SCN Legacy Society
The Sisters of Charity of Nazareth have been blessed to have received financial support from many who, with deep faith, have chosen as their legacy to share in the SCN mission through their estate planning.
It is through this bond in faith that tireless efforts are being made around the world in Belize, Botswana, India, Nepal, and here in the United States on behalf of those persons who find themselves marginalized and victimized by poverty and social injustices. We are surrounded by so many who are in need. Consider for a moment the following listing of the assets you might use to make charitable gifts as part of your estate plan.
A bequest in your will: You may choose to leave a specific amount to the Sisters of Charity of Nazareth, or name the SCNs as a beneficiary to receive a percentage of your residual estate, once all specific amounts have been paid.
Gift of life insurance: A gift of life insurance can provide a significant charitable deduction. This deduction can be achieved by purchasing a new policy, or donating a policy that you currently own but no longer need. You may also amend an existing life insurance policy by listing the Sisters of Charity of Nazareth as the named owner and irrevocable beneficiary. Please be sure to check with your insurance agent and accountant for these details.
Gifts of life income: If you own stock which is paying low dividends to you, a "life-income" gift may be an appropriate gift. Establishing a "charitable remainder trust" will provide you with an annual return. This income would be paid to you and/or your loved one for life, after which the assets would be distributed outright to the SCNs. At the time you make this type of gift, you would receive an immediate charitable deduction on your income tax (would carry forward for five years) and capital gain is avoided.
Other Forms of Giving
Gifts of cash: Charitable gifts are most often made in the form of cash and checks. When you itemize, you can deduct such gifts in amounts up to 50 percent of your adjusted gross income per year. When cash gifts exceed 50 percent of your adjusted gross income in any one year, the excess may be carried forward for as many as five (5) years.
Gifts of real estate: Some people make charitable gifts with appreciated property and realize significant tax savings. A residence, vacation home, farm, acreage or vacant lot may have appreciated in value so much that its sale would mean a substantial capital gains tax. By making an outright gift of property instead, you avoid the capital gains tax, and, at the same time, receive a charitable deduction for the full fair market appraised value of the property.

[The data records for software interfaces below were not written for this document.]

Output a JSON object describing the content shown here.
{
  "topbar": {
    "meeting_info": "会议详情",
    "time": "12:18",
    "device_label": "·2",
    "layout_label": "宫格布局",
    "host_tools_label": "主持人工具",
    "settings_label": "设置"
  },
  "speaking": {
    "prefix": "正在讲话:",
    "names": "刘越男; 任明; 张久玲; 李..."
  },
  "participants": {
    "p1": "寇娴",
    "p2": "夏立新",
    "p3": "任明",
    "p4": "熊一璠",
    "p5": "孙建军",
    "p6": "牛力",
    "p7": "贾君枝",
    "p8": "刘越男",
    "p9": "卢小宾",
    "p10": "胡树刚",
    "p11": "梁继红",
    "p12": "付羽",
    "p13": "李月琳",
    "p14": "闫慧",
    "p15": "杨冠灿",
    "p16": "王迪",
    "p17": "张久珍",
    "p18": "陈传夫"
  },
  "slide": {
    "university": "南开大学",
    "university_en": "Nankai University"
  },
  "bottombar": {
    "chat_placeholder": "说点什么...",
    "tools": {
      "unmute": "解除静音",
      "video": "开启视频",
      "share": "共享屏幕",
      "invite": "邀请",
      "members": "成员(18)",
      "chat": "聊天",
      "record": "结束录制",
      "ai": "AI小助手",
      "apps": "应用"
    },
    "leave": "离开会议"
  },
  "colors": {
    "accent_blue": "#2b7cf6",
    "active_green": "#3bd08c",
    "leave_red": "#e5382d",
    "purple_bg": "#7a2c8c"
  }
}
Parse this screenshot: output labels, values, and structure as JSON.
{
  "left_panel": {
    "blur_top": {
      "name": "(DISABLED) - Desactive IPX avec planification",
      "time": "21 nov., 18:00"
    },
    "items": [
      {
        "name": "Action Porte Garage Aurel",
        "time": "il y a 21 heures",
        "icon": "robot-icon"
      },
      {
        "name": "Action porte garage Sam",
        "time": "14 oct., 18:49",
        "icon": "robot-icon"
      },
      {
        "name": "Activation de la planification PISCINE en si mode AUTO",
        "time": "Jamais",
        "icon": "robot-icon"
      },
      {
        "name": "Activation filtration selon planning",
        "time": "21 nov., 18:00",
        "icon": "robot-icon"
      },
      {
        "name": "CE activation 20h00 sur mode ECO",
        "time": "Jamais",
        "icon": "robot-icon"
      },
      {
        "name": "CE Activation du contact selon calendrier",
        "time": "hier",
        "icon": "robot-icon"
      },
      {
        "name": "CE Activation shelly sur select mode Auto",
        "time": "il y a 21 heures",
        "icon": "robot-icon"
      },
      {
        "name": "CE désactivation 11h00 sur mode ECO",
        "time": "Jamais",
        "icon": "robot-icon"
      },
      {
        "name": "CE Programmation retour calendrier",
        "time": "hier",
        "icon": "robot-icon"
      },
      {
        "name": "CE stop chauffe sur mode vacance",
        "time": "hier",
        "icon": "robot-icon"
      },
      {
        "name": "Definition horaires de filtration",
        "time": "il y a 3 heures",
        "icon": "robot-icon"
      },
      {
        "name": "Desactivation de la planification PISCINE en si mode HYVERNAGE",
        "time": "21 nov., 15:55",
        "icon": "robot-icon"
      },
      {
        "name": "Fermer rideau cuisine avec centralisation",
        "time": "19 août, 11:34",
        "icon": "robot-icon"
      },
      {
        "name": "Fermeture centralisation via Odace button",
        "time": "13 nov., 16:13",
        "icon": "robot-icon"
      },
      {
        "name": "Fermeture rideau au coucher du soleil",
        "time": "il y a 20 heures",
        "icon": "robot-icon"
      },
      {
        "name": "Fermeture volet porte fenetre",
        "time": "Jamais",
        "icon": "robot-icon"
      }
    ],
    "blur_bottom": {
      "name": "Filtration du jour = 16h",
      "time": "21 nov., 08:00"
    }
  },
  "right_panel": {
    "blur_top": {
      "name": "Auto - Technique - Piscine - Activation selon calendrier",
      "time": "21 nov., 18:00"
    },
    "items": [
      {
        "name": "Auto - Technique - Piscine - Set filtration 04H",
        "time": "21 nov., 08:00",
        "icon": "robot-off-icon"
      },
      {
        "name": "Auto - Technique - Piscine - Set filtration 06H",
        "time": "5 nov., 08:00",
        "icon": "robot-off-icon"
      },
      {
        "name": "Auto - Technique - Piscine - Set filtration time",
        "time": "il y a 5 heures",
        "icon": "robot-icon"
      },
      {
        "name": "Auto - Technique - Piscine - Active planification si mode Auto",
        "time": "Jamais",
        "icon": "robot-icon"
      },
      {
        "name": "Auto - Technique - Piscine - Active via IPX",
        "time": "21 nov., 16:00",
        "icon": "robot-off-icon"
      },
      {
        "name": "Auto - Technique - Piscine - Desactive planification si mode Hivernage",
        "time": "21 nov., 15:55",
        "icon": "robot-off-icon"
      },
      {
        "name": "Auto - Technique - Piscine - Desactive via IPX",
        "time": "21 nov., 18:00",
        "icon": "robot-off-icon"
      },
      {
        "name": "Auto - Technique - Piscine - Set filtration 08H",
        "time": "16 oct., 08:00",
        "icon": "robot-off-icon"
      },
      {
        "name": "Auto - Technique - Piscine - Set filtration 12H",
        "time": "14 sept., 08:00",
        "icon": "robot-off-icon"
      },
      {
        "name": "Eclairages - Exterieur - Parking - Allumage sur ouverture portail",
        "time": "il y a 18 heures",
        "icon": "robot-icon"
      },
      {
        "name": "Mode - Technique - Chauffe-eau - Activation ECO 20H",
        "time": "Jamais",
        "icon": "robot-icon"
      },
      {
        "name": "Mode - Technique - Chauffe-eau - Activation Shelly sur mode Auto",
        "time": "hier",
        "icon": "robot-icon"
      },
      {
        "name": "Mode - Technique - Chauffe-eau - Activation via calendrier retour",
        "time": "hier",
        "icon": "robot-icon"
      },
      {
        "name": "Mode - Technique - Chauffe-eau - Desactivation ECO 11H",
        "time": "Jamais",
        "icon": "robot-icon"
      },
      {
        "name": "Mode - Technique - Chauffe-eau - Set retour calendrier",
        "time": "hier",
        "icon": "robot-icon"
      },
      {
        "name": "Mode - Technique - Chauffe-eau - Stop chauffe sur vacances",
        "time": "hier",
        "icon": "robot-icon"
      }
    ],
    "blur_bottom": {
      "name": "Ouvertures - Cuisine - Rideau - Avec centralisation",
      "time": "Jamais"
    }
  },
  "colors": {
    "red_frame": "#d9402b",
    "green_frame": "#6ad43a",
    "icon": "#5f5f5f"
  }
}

Gifts of stock: If you own stock, it is often a more tax-wise asset to contribute than cash. A gift of stock generally offers a two-fold tax savings advantage. First, you avoid paying any capital gains tax on the increase in value of the stock. Second, you receive an income tax deduction for the full fair market value of the stock at the time of the transfer of the gift. In order to qualify for these significant tax advantages, make sure that you have owned the stock for at least 12 months.